Stripped of their clothes, stripped of virginity, stripped of identity: over 500 girls and counting have been harassed, some even arrested then raped, tortured, locked-up, by police and security officers, rendering them emotionally and psychologically lifeless in their hometown. It is a form of murder, especially for those who can’t speak up for the fear. Video footage of one woman recounting her story, the most haunting and heart-wrenching thing I’ve ever watched, is helping to bring attention to this very real situation still existing beyond city limits.
Use of Social Media plays a huge role in helping to spread awareness and develop outlets for women to express and engage on a topic that often is refused to be addressed in the home by parents/family. One such media development is Harassmap.
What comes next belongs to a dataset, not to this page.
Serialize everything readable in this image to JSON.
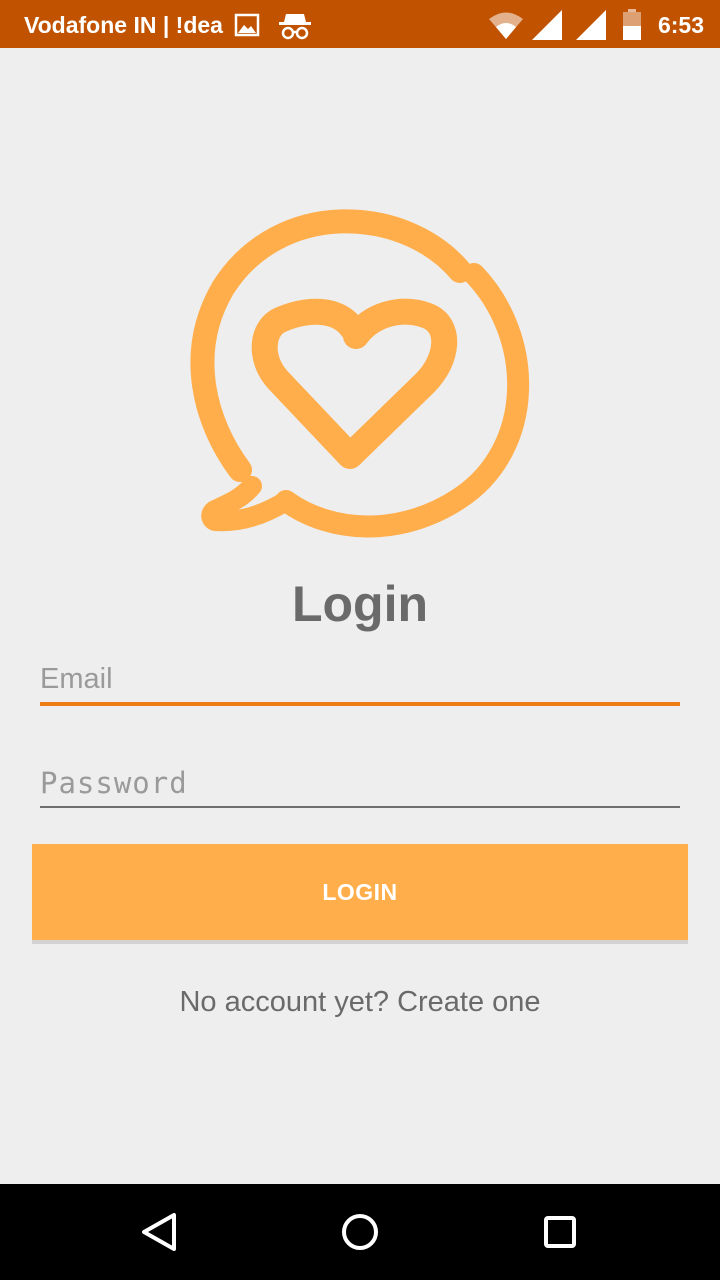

“Exactly a year ago, Harassmap was launched providing a constantly-updated map of Egypt on its webpage, with red circles representing harassment hotspots. Women are urged to report harassment incidents through the website, on Twitter or by sending an SMS to 0169870900.”
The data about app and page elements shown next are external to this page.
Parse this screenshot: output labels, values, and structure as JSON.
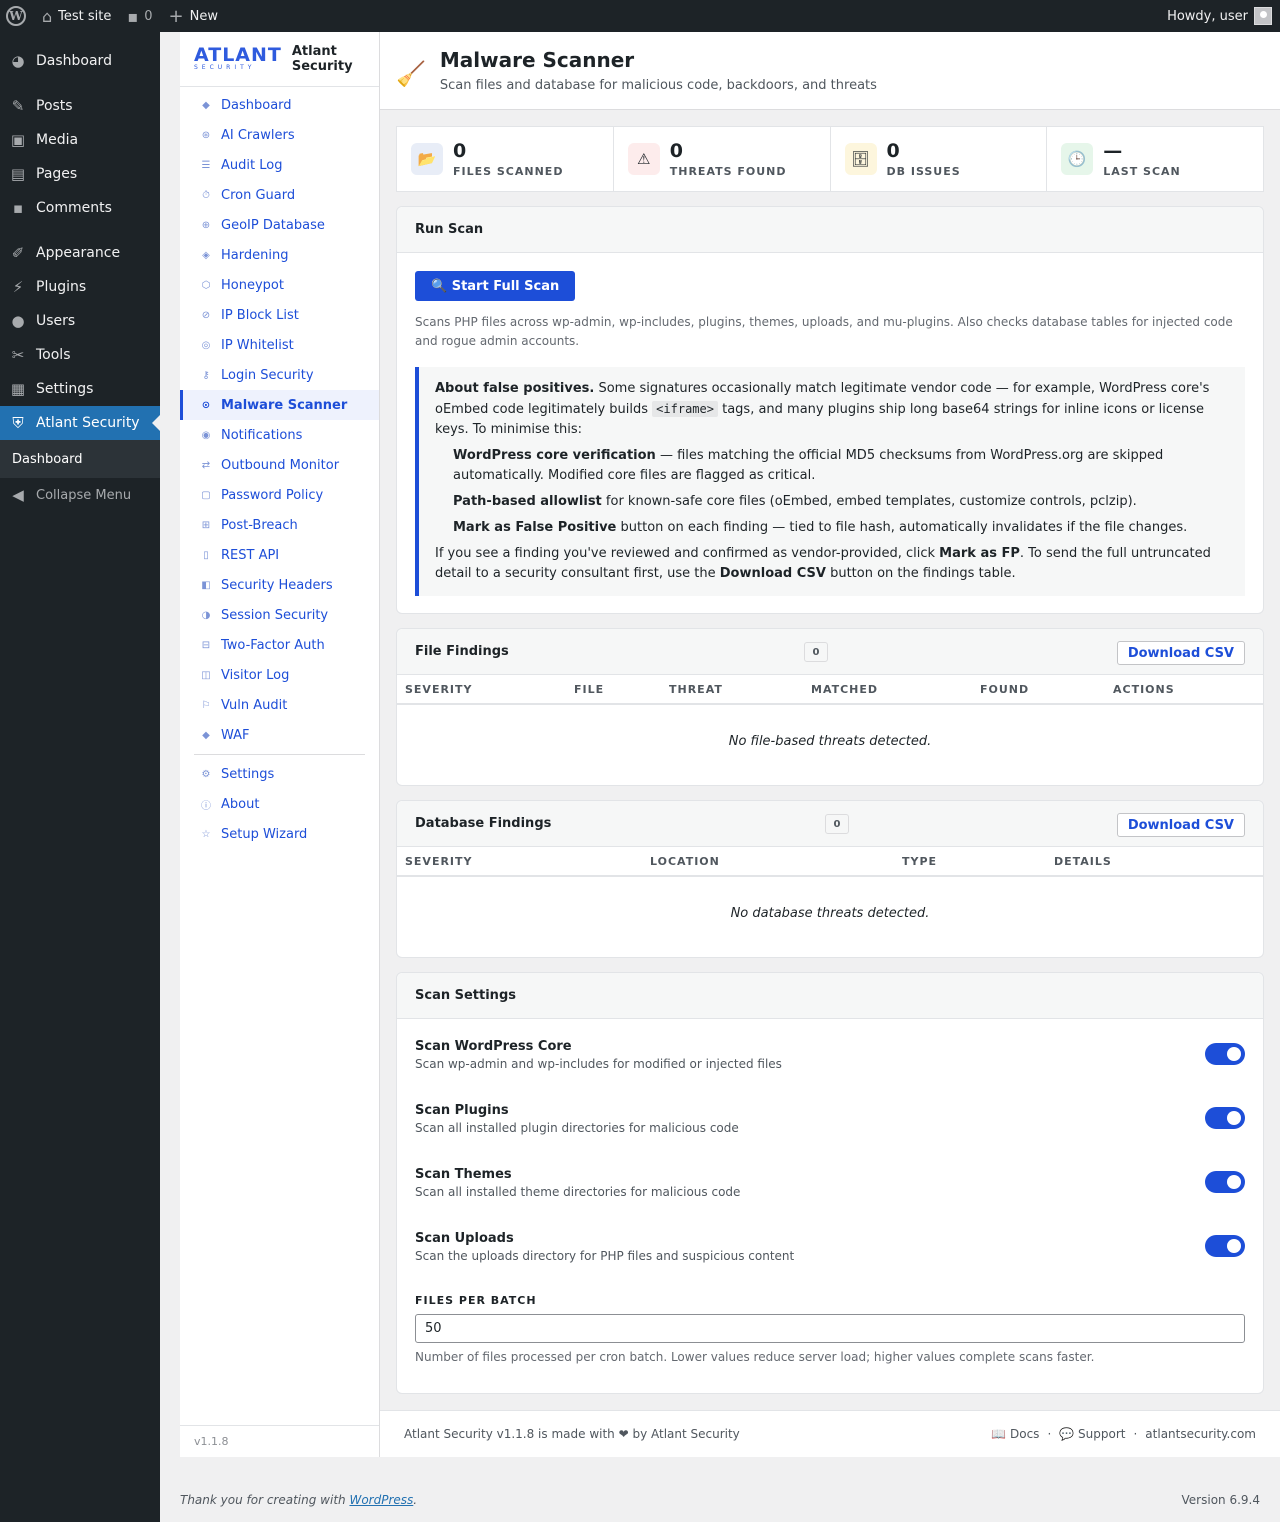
{
  "adminbar": {
    "site_name": "Test site",
    "comments_count": "0",
    "new_label": "New",
    "howdy": "Howdy, user"
  },
  "adminmenu": {
    "items": [
      {
        "label": "Dashboard",
        "icon": "dashboard-icon"
      },
      {
        "label": "Posts",
        "icon": "pin-icon"
      },
      {
        "label": "Media",
        "icon": "media-icon"
      },
      {
        "label": "Pages",
        "icon": "pages-icon"
      },
      {
        "label": "Comments",
        "icon": "comments-icon"
      },
      {
        "label": "Appearance",
        "icon": "brush-icon"
      },
      {
        "label": "Plugins",
        "icon": "plug-icon"
      },
      {
        "label": "Users",
        "icon": "user-icon"
      },
      {
        "label": "Tools",
        "icon": "wrench-icon"
      },
      {
        "label": "Settings",
        "icon": "settings-icon"
      },
      {
        "label": "Atlant Security",
        "icon": "shield-icon"
      }
    ],
    "submenu": [
      "Dashboard"
    ],
    "collapse": "Collapse Menu"
  },
  "plugin": {
    "logo_big": "ATLANT",
    "logo_small": "SECURITY",
    "name_line1": "Atlant",
    "name_line2": "Security",
    "nav": [
      {
        "label": "Dashboard",
        "glyph": "◆"
      },
      {
        "label": "AI Crawlers",
        "glyph": "⊛"
      },
      {
        "label": "Audit Log",
        "glyph": "☰"
      },
      {
        "label": "Cron Guard",
        "glyph": "⏱"
      },
      {
        "label": "GeoIP Database",
        "glyph": "⊕"
      },
      {
        "label": "Hardening",
        "glyph": "◈"
      },
      {
        "label": "Honeypot",
        "glyph": "⬡"
      },
      {
        "label": "IP Block List",
        "glyph": "⊘"
      },
      {
        "label": "IP Whitelist",
        "glyph": "◎"
      },
      {
        "label": "Login Security",
        "glyph": "⚷"
      },
      {
        "label": "Malware Scanner",
        "glyph": "⊙"
      },
      {
        "label": "Notifications",
        "glyph": "◉"
      },
      {
        "label": "Outbound Monitor",
        "glyph": "⇄"
      },
      {
        "label": "Password Policy",
        "glyph": "▢"
      },
      {
        "label": "Post-Breach",
        "glyph": "⊞"
      },
      {
        "label": "REST API",
        "glyph": "▯"
      },
      {
        "label": "Security Headers",
        "glyph": "◧"
      },
      {
        "label": "Session Security",
        "glyph": "◑"
      },
      {
        "label": "Two-Factor Auth",
        "glyph": "⊟"
      },
      {
        "label": "Visitor Log",
        "glyph": "◫"
      },
      {
        "label": "Vuln Audit",
        "glyph": "⚐"
      },
      {
        "label": "WAF",
        "glyph": "◆"
      }
    ],
    "nav_bottom": [
      {
        "label": "Settings",
        "glyph": "⚙"
      },
      {
        "label": "About",
        "glyph": "ⓘ"
      },
      {
        "label": "Setup Wizard",
        "glyph": "☆"
      }
    ],
    "version": "v1.1.8"
  },
  "page": {
    "title": "Malware Scanner",
    "subtitle": "Scan files and database for malicious code, backdoors, and threats"
  },
  "stats": [
    {
      "value": "0",
      "label": "FILES SCANNED",
      "icon": "folder-icon",
      "glyph": "📂",
      "bg": "#e8edf7"
    },
    {
      "value": "0",
      "label": "THREATS FOUND",
      "icon": "warning-icon",
      "glyph": "⚠",
      "bg": "#fdecec"
    },
    {
      "value": "0",
      "label": "DB ISSUES",
      "icon": "database-icon",
      "glyph": "🗄",
      "bg": "#fdf6dd"
    },
    {
      "value": "—",
      "label": "LAST SCAN",
      "icon": "clock-icon",
      "glyph": "🕒",
      "bg": "#e6f6ea"
    }
  ],
  "run_scan": {
    "header": "Run Scan",
    "button": "🔍 Start Full Scan",
    "description": "Scans PHP files across wp-admin, wp-includes, plugins, themes, uploads, and mu-plugins. Also checks database tables for injected code and rogue admin accounts.",
    "note": {
      "intro_bold": "About false positives.",
      "intro_1": " Some signatures occasionally match legitimate vendor code — for example, WordPress core's oEmbed code legitimately builds ",
      "code": "<iframe>",
      "intro_2": " tags, and many plugins ship long base64 strings for inline icons or license keys. To minimise this:",
      "b1_bold": "WordPress core verification",
      "b1_text": " — files matching the official MD5 checksums from WordPress.org are skipped automatically. Modified core files are flagged as critical.",
      "b2_bold": "Path-based allowlist",
      "b2_text": " for known-safe core files (oEmbed, embed templates, customize controls, pclzip).",
      "b3_bold": "Mark as False Positive",
      "b3_text": " button on each finding — tied to file hash, automatically invalidates if the file changes.",
      "outro_1": "If you see a finding you've reviewed and confirmed as vendor-provided, click ",
      "outro_bold1": "Mark as FP",
      "outro_2": ". To send the full untruncated detail to a security consultant first, use the ",
      "outro_bold2": "Download CSV",
      "outro_3": " button on the findings table."
    }
  },
  "file_findings": {
    "header": "File Findings",
    "count": "0",
    "download": "Download CSV",
    "columns": [
      "SEVERITY",
      "FILE",
      "THREAT",
      "MATCHED",
      "FOUND",
      "ACTIONS"
    ],
    "empty": "No file-based threats detected."
  },
  "db_findings": {
    "header": "Database Findings",
    "count": "0",
    "download": "Download CSV",
    "columns": [
      "SEVERITY",
      "LOCATION",
      "TYPE",
      "DETAILS"
    ],
    "empty": "No database threats detected."
  },
  "scan_settings": {
    "header": "Scan Settings",
    "toggles": [
      {
        "title": "Scan WordPress Core",
        "desc": "Scan wp-admin and wp-includes for modified or injected files",
        "on": true
      },
      {
        "title": "Scan Plugins",
        "desc": "Scan all installed plugin directories for malicious code",
        "on": true
      },
      {
        "title": "Scan Themes",
        "desc": "Scan all installed theme directories for malicious code",
        "on": true
      },
      {
        "title": "Scan Uploads",
        "desc": "Scan the uploads directory for PHP files and suspicious content",
        "on": true
      }
    ],
    "batch_label": "FILES PER BATCH",
    "batch_value": "50",
    "batch_help": "Number of files processed per cron batch. Lower values reduce server load; higher values complete scans faster."
  },
  "plugin_footer": {
    "made": "Atlant Security v1.1.8 is made with ❤ by Atlant Security",
    "docs": "📖 Docs",
    "support": "💬 Support",
    "site": "atlantsecurity.com",
    "sep": "·"
  },
  "wp_footer": {
    "thanks_prefix": "Thank you for creating with ",
    "thanks_link": "WordPress",
    "thanks_suffix": ".",
    "version": "Version 6.9.4"
  }
}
To be honest, I’m surprised I hadn’t seen this information before today – should I be reading the paper more thoroughly? Social Media and Journalists’ attention to the video have actually quite quickly spanned communication across continents, and events like June’s “Blogging to End Sexual Harassment” are testaments to the importance of free speech. Constant tweets on the subject can be found under the keyword #endSH .
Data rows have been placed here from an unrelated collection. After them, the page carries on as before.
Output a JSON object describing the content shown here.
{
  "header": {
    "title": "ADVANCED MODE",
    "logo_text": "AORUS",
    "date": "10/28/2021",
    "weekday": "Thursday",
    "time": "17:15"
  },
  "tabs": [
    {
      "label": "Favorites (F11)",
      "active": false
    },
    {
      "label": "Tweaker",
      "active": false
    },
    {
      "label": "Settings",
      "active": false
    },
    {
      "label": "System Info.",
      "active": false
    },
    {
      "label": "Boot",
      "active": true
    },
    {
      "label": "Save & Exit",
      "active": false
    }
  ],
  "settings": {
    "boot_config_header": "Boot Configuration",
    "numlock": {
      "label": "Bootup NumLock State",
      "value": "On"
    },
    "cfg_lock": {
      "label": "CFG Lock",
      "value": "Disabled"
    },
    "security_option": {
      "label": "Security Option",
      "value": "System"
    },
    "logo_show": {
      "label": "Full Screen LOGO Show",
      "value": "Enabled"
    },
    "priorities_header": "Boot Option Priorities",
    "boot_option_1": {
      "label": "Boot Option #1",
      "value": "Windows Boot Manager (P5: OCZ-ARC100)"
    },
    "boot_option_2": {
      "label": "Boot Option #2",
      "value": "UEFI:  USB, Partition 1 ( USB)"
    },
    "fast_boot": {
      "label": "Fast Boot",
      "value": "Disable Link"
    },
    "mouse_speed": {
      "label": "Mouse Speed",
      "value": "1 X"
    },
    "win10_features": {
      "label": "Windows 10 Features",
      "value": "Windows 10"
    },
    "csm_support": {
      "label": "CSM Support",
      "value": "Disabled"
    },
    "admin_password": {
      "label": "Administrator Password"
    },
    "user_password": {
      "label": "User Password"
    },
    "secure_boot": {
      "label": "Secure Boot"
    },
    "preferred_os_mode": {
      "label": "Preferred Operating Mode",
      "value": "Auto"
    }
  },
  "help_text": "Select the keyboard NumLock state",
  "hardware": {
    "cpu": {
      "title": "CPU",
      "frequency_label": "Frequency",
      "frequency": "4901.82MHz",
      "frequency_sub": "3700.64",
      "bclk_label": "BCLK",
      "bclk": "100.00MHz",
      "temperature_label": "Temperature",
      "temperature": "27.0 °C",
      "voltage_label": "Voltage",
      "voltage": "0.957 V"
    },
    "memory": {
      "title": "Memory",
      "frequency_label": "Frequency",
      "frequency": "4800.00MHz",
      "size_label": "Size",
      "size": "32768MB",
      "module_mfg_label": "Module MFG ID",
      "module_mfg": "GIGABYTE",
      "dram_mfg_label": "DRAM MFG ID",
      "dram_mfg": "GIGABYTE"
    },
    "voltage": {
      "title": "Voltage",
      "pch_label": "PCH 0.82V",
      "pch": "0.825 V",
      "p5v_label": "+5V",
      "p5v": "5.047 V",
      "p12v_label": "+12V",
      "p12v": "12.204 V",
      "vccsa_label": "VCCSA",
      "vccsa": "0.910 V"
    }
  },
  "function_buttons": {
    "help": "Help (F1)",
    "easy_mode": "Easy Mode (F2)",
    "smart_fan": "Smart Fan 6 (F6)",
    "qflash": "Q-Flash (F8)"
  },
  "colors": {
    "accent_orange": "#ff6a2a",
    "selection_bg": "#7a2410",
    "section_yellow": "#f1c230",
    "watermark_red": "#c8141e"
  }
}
I’m not an expert in social change, and this visual representation of the reality of the situation feels like a first step; awareness is contagious. As Muammar Gaddafi from hiding continues to state his intention to turn Libya ‘into a hell,’ what can be done from all the way in Canada? Any ideas? “We won’t surrender again; we are not women; we will keep fighting,” he declared. He might just find that comment coming back to bite.